## TASK REQUIREMENTS:
Every line of the material must be reproduced exactly.

## RECORDS TO USE:

——

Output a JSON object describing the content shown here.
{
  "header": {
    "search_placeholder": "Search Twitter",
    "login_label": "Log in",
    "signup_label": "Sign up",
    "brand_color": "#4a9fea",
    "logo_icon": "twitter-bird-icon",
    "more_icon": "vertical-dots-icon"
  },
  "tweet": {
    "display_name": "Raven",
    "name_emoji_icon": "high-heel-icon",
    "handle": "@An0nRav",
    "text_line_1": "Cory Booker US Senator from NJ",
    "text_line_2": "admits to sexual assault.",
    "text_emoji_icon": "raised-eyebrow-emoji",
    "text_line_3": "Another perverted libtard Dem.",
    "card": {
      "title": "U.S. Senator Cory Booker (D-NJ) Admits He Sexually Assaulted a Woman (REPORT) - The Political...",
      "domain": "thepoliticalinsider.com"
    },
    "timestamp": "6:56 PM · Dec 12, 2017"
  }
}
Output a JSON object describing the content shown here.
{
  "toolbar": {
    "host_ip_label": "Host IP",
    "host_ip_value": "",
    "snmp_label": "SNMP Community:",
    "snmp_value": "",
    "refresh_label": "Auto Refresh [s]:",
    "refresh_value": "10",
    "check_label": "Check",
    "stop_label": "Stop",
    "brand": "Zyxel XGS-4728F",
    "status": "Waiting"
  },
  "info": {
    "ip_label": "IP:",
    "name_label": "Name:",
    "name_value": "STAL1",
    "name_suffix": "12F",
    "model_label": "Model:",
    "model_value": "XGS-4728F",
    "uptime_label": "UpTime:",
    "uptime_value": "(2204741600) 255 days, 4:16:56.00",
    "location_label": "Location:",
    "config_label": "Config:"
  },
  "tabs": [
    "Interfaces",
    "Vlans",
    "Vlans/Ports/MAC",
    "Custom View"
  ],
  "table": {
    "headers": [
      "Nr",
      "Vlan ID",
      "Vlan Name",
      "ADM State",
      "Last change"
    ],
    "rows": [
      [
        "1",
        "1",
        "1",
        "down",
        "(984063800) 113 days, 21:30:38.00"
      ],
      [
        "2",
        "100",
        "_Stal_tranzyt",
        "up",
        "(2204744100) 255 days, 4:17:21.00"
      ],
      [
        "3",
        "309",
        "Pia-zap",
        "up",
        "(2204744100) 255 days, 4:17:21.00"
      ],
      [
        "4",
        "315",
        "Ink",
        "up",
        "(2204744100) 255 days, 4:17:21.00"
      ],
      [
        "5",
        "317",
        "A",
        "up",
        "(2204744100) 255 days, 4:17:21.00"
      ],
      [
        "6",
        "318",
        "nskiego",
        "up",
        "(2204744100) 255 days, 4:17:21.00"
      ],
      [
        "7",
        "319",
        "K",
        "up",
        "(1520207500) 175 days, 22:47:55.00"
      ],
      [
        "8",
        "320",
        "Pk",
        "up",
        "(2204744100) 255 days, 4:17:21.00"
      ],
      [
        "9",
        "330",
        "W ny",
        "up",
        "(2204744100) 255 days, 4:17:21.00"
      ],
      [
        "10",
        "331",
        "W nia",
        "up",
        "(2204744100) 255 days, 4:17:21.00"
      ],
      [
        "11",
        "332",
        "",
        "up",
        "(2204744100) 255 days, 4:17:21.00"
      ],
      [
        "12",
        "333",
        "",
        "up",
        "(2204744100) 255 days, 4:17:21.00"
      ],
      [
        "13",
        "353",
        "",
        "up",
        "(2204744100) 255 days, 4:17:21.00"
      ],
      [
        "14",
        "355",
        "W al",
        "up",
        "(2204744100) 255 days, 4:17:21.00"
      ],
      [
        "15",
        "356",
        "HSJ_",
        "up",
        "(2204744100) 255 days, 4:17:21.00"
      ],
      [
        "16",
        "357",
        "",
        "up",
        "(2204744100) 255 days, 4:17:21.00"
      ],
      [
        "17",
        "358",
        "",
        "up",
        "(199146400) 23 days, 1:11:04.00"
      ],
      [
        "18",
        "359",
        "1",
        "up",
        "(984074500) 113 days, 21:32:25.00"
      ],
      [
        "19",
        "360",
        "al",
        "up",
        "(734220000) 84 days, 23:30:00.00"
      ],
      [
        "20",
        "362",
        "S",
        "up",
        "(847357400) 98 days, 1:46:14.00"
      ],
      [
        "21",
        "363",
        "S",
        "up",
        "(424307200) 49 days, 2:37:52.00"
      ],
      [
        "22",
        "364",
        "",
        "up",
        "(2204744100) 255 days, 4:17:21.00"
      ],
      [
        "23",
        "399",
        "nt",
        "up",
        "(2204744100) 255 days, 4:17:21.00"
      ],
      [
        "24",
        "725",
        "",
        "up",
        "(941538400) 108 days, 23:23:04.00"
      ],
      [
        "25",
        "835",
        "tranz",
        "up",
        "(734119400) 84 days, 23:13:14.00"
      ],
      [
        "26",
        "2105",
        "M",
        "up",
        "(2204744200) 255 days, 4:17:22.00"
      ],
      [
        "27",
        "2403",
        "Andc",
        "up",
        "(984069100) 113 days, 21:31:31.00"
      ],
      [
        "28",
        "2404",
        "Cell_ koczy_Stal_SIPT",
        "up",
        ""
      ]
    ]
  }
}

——

## WRITTEN REPLY:
Output a JSON object describing the content shown here.
{
  "header": {
    "search_placeholder": "Search Twitter",
    "login_label": "Log in",
    "signup_label": "Sign up",
    "brand_color": "#4a9fea",
    "logo_icon": "twitter-bird-icon",
    "more_icon": "vertical-dots-icon"
  },
  "tweet": {
    "display_name": "Raven",
    "name_emoji_icon": "high-heel-icon",
    "handle": "@An0nRav",
    "text_line_1": "Cory Booker US Senator from NJ",
    "text_line_2": "admits to sexual assault.",
    "text_emoji_icon": "raised-eyebrow-emoji",
    "text_line_3": "Another perverted libtard Dem.",
    "card": {
      "title": "U.S. Senator Cory Booker (D-NJ) Admits He Sexually Assaulted a Woman (REPORT) - The Political...",
      "domain": "thepoliticalinsider.com"
    },
    "timestamp": "6:56 PM · Dec 12, 2017"
  }
}
Output a JSON object describing the content shown here.
{
  "toolbar": {
    "host_ip_label": "Host IP",
    "host_ip_value": "",
    "snmp_label": "SNMP Community:",
    "snmp_value": "",
    "refresh_label": "Auto Refresh [s]:",
    "refresh_value": "10",
    "check_label": "Check",
    "stop_label": "Stop",
    "brand": "Zyxel XGS-4728F",
    "status": "Waiting"
  },
  "info": {
    "ip_label": "IP:",
    "name_label": "Name:",
    "name_value": "STAL1",
    "name_suffix": "12F",
    "model_label": "Model:",
    "model_value": "XGS-4728F",
    "uptime_label": "UpTime:",
    "uptime_value": "(2204741600) 255 days, 4:16:56.00",
    "location_label": "Location:",
    "config_label": "Config:"
  },
  "tabs": [
    "Interfaces",
    "Vlans",
    "Vlans/Ports/MAC",
    "Custom View"
  ],
  "table": {
    "headers": [
      "Nr",
      "Vlan ID",
      "Vlan Name",
      "ADM State",
      "Last change"
    ],
    "rows": [
      [
        "1",
        "1",
        "1",
        "down",
        "(984063800) 113 days, 21:30:38.00"
      ],
      [
        "2",
        "100",
        "_Stal_tranzyt",
        "up",
        "(2204744100) 255 days, 4:17:21.00"
      ],
      [
        "3",
        "309",
        "Pia-zap",
        "up",
        "(2204744100) 255 days, 4:17:21.00"
      ],
      [
        "4",
        "315",
        "Ink",
        "up",
        "(2204744100) 255 days, 4:17:21.00"
      ],
      [
        "5",
        "317",
        "A",
        "up",
        "(2204744100) 255 days, 4:17:21.00"
      ],
      [
        "6",
        "318",
        "nskiego",
        "up",
        "(2204744100) 255 days, 4:17:21.00"
      ],
      [
        "7",
        "319",
        "K",
        "up",
        "(1520207500) 175 days, 22:47:55.00"
      ],
      [
        "8",
        "320",
        "Pk",
        "up",
        "(2204744100) 255 days, 4:17:21.00"
      ],
      [
        "9",
        "330",
        "W ny",
        "up",
        "(2204744100) 255 days, 4:17:21.00"
      ],
      [
        "10",
        "331",
        "W nia",
        "up",
        "(2204744100) 255 days, 4:17:21.00"
      ],
      [
        "11",
        "332",
        "",
        "up",
        "(2204744100) 255 days, 4:17:21.00"
      ],
      [
        "12",
        "333",
        "",
        "up",
        "(2204744100) 255 days, 4:17:21.00"
      ],
      [
        "13",
        "353",
        "",
        "up",
        "(2204744100) 255 days, 4:17:21.00"
      ],
      [
        "14",
        "355",
        "W al",
        "up",
        "(2204744100) 255 days, 4:17:21.00"
      ],
      [
        "15",
        "356",
        "HSJ_",
        "up",
        "(2204744100) 255 days, 4:17:21.00"
      ],
      [
        "16",
        "357",
        "",
        "up",
        "(2204744100) 255 days, 4:17:21.00"
      ],
      [
        "17",
        "358",
        "",
        "up",
        "(199146400) 23 days, 1:11:04.00"
      ],
      [
        "18",
        "359",
        "1",
        "up",
        "(984074500) 113 days, 21:32:25.00"
      ],
      [
        "19",
        "360",
        "al",
        "up",
        "(734220000) 84 days, 23:30:00.00"
      ],
      [
        "20",
        "362",
        "S",
        "up",
        "(847357400) 98 days, 1:46:14.00"
      ],
      [
        "21",
        "363",
        "S",
        "up",
        "(424307200) 49 days, 2:37:52.00"
      ],
      [
        "22",
        "364",
        "",
        "up",
        "(2204744100) 255 days, 4:17:21.00"
      ],
      [
        "23",
        "399",
        "nt",
        "up",
        "(2204744100) 255 days, 4:17:21.00"
      ],
      [
        "24",
        "725",
        "",
        "up",
        "(941538400) 108 days, 23:23:04.00"
      ],
      [
        "25",
        "835",
        "tranz",
        "up",
        "(734119400) 84 days, 23:13:14.00"
      ],
      [
        "26",
        "2105",
        "M",
        "up",
        "(2204744200) 255 days, 4:17:22.00"
      ],
      [
        "27",
        "2403",
        "Andc",
        "up",
        "(984069100) 113 days, 21:31:31.00"
      ],
      [
        "28",
        "2404",
        "Cell_ koczy_Stal_SIPT",
        "up",
        ""
      ]
    ]
  }
}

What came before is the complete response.